When San Diego Magazine pitched this idea to me, I said yes. I knew exactly how I would approach this story, which might otherwise become a bureaucratic, jargon-filled snoozer. When I was working at News 8, a guy named Robert Billberg used to regale me with examples of an inept county probation department. I talked to him on the phone for hours, yet I could never figure out how to tell the story on television. But it was perfect for print. When a target of your investigation announces his resignation before the story even gets published, you must be doing something right.

Private Eyes (Watching San Diego)

Another fun story. Not an award-winner, but there are more experiments with narrative form and some great moments.

The Price of Paradise

Let the record reflect that one of my sources in this story predicted the great financial crash of 2008--six years before it happened. When I reminded him of his brilliance, he responded, "But did I short Countrywide? Noooooooo."

To Catch a Killer

I've managed to piss off a lot of suits in my career, but nothing else matched their frantic scrambling when I obtained their secret interrogation video of David Westerfield. There were internal investigations, subpoenas and even a little chat (tape-recorded, of course) at police headquarters. Ya got nothing on me, copper.

Anatomy of a Murder

The first story in the two-part series on the Westerfield case. More experimenting with narrative form. In this magazine article, I also incorporated incidents I witnessed as a freelancer for a television network and the tabloids.

A Case of Foul Play

I've had a great run, obtaining information that I wasn't supposed to have. Of course, that's what makes it so interesting. The Rick Post story proves the value of confidential documents and maintaining good relationships with the sources who are able to provide them.

The Case of the Forensic Femme Fatale

Kristin Rossum is my girl. Without her, I wouldn't have been able to publish the story that started my second career in journalism as a freelancer. With this story, I also proved that I was more than a former TV clown. As I said on a Court TV special about the Rossum case, you can't make this stuff up.

Hoist the Jolly Roger

My Former Students in Print:

Culminating assignments in my journalism classes get published all the time as freelance submissions, and the contributors get paid.
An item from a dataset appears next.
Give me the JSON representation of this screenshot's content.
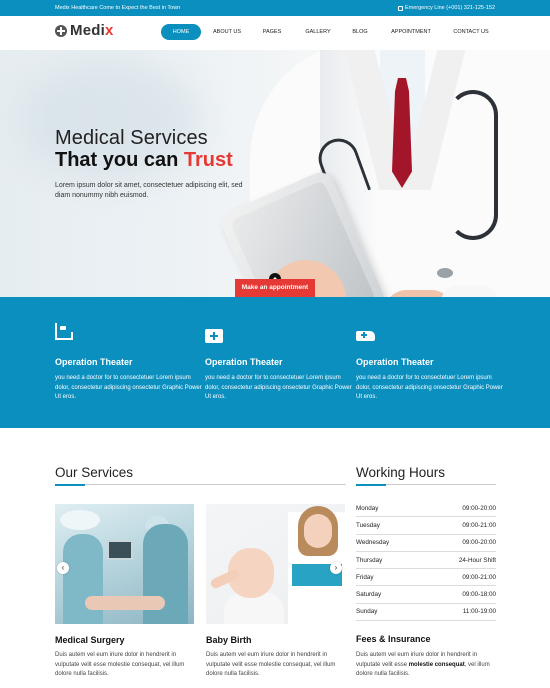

That's the whole idea--writing for money. Dr. Johnson already covered this in the 18th century, but it's still true.



September 22, 2010